A very warm welcome to all to Hearers of the Word for Sunday, 4 October 2020.
1.Supersessionism and complacency
Today’s parable of the wicked tenants conceals two traps for contemporary Christian readers.
The first of these is “supersessionism,” the idea that the Christian faith replaces and renders inoperative (somehow) the Jewish faith. This is clearly condemned in Catholic teaching. See the most recent Vatican document on relations with the Jews: “The gifts and call of God are irrevocable. Romans 11:29.” The parable could then be the occasion for a reflection on the healthy relationship with the Jewish people since Vatican II and the alarming rise of anti-semitism, even in Ireland.

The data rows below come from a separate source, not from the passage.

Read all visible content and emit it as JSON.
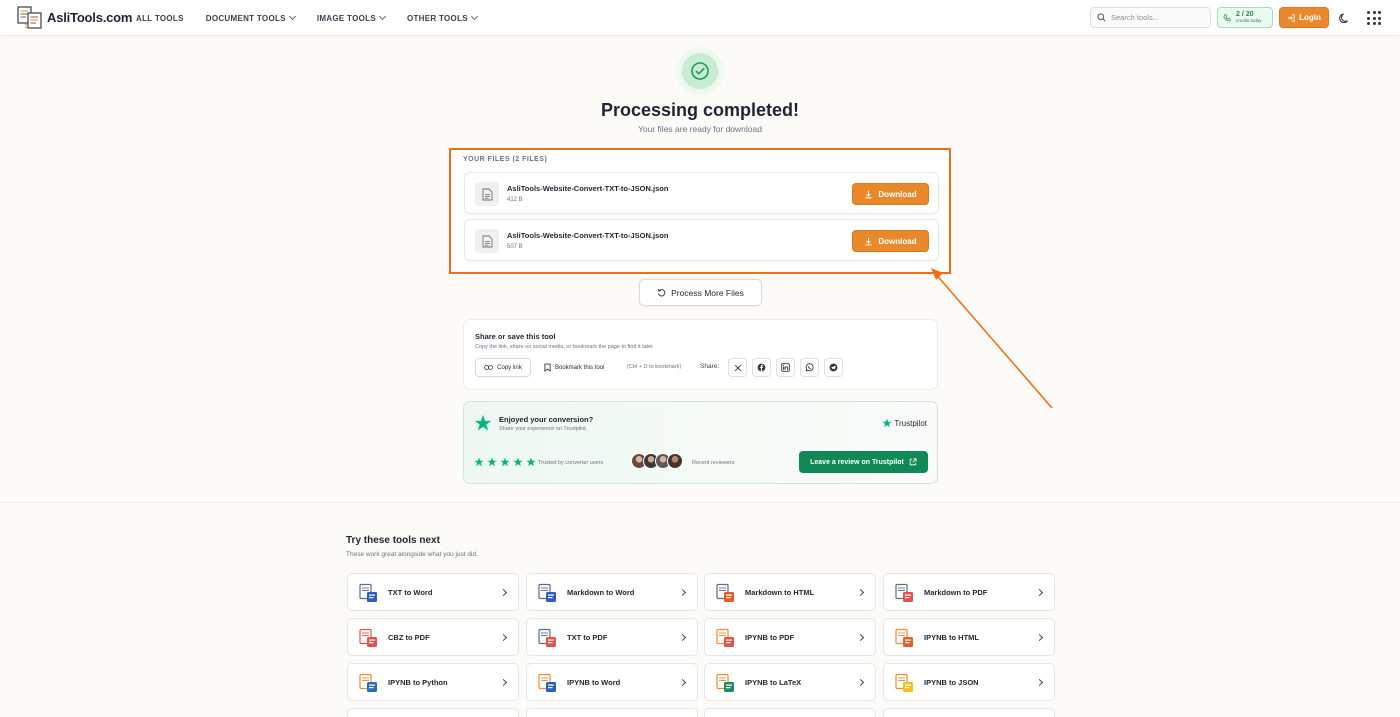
{
  "header": {
    "logo_text": "AsliTools.com",
    "nav": [
      "ALL TOOLS",
      "DOCUMENT TOOLS",
      "IMAGE TOOLS",
      "OTHER TOOLS"
    ],
    "search_placeholder": "Search tools...",
    "credits_value": "2 / 20",
    "credits_sub": "credits today",
    "login_label": "Login"
  },
  "result": {
    "title": "Processing completed!",
    "subtitle": "Your files are ready for download",
    "files_label": "YOUR FILES (2 FILES)",
    "files": [
      {
        "name": "AsliTools-Website-Convert-TXT-to-JSON.json",
        "size": "412 B",
        "action": "Download"
      },
      {
        "name": "AsliTools-Website-Convert-TXT-to-JSON.json",
        "size": "507 B",
        "action": "Download"
      }
    ],
    "process_more_label": "Process More Files"
  },
  "share": {
    "title": "Share or save this tool",
    "desc": "Copy the link, share on social media, or bookmark the page to find it later.",
    "copy_label": "Copy link",
    "bookmark_label": "Bookmark this tool",
    "bookmark_hint": "(Ctrl + D to bookmark)",
    "share_label": "Share:",
    "networks": [
      "x-icon",
      "facebook-icon",
      "linkedin-icon",
      "whatsapp-icon",
      "telegram-icon"
    ]
  },
  "trustpilot": {
    "title": "Enjoyed your conversion?",
    "desc": "Share your experience on Trustpilot.",
    "brand": "Trustpilot",
    "trusted": "Trusted by converter users",
    "recent": "Recent reviewers",
    "cta": "Leave a review on Trustpilot",
    "stars": 5
  },
  "tools": {
    "title": "Try these tools next",
    "sub": "These work great alongside what you just did.",
    "items": [
      {
        "label": "TXT to Word",
        "from": "#5b6b8c",
        "to": "#2b5fb8"
      },
      {
        "label": "Markdown to Word",
        "from": "#5b6b8c",
        "to": "#2b5fb8"
      },
      {
        "label": "Markdown to HTML",
        "from": "#5b6b8c",
        "to": "#e25d2a"
      },
      {
        "label": "Markdown to PDF",
        "from": "#5b6b8c",
        "to": "#e35151"
      },
      {
        "label": "CBZ to PDF",
        "from": "#e35151",
        "to": "#e35151"
      },
      {
        "label": "TXT to PDF",
        "from": "#5b6b8c",
        "to": "#e35151"
      },
      {
        "label": "IPYNB to PDF",
        "from": "#f08a2e",
        "to": "#e35151"
      },
      {
        "label": "IPYNB to HTML",
        "from": "#f08a2e",
        "to": "#e25d2a"
      },
      {
        "label": "IPYNB to Python",
        "from": "#f08a2e",
        "to": "#2b6cb8"
      },
      {
        "label": "IPYNB to Word",
        "from": "#f08a2e",
        "to": "#2b5fb8"
      },
      {
        "label": "IPYNB to LaTeX",
        "from": "#f08a2e",
        "to": "#1f8a6a"
      },
      {
        "label": "IPYNB to JSON",
        "from": "#f08a2e",
        "to": "#e8c41f"
      }
    ]
  },
  "colors": {
    "accent": "#e8892b",
    "success": "#1d9a58",
    "highlight": "#e8701a",
    "trustpilot": "#00b67a"
  }
}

The second trap may be more more insidious. As we listen to the parable, we might think that it does not apply to us at all as Christian believers today. Instead it applies to the time of Jesus or to the time of Matthew, locked safely in the past. It is about them and not about us…but that would be big mistake.
As we behold (at least in Ireland) the failure in handing on the faith today and the current collapse of church due to Covid-19, we are surely the tenants who have not brought in the harvest. Read in this way — as a critical assessment of where we find ourselves — the parable is a sharp warning to wake up, to get away from mere “cultic maintenance” and to get back to the basic proclamation of the Good News. No shortage of material for reflection here! The poem below by Malcolm Guite might be useful.
The YouTube exploration offers a more developed contemporary context.
The YouTube videos are intended to be a fresh exploration of the Gospel, with an eye to spiritual, pastoral and practical concerns.
3. Francis (by Malcolm Guite)
‘Francis rebuild my church which, as you see
Is falling into ruin.’ From the cross
Your saviour spoke to you and speaks to us
Again through you. Undoing set you free,
Loosened the traps of trappings, cast away
The trammelling of all that costly cloth
We wind our saviour in. At break of day
He set aside his grave-clothes. Your new birth
Came like a daybreak too, naked and true
To poverty and to the gospel call,
You woke to Christ and Christ awoke in you
And set to work through all your love and skill
To make our ruin good, to bless and heal
To wake the Christ in us and make us whole.
4. Charity cycle
Thanks to all who contributed. The final amount is over €12k, which is wonderful.
Wishing you all every blessing in the week to come,
Dr Kieran J. O’Mahony OSA
Biblical Studies Coordinator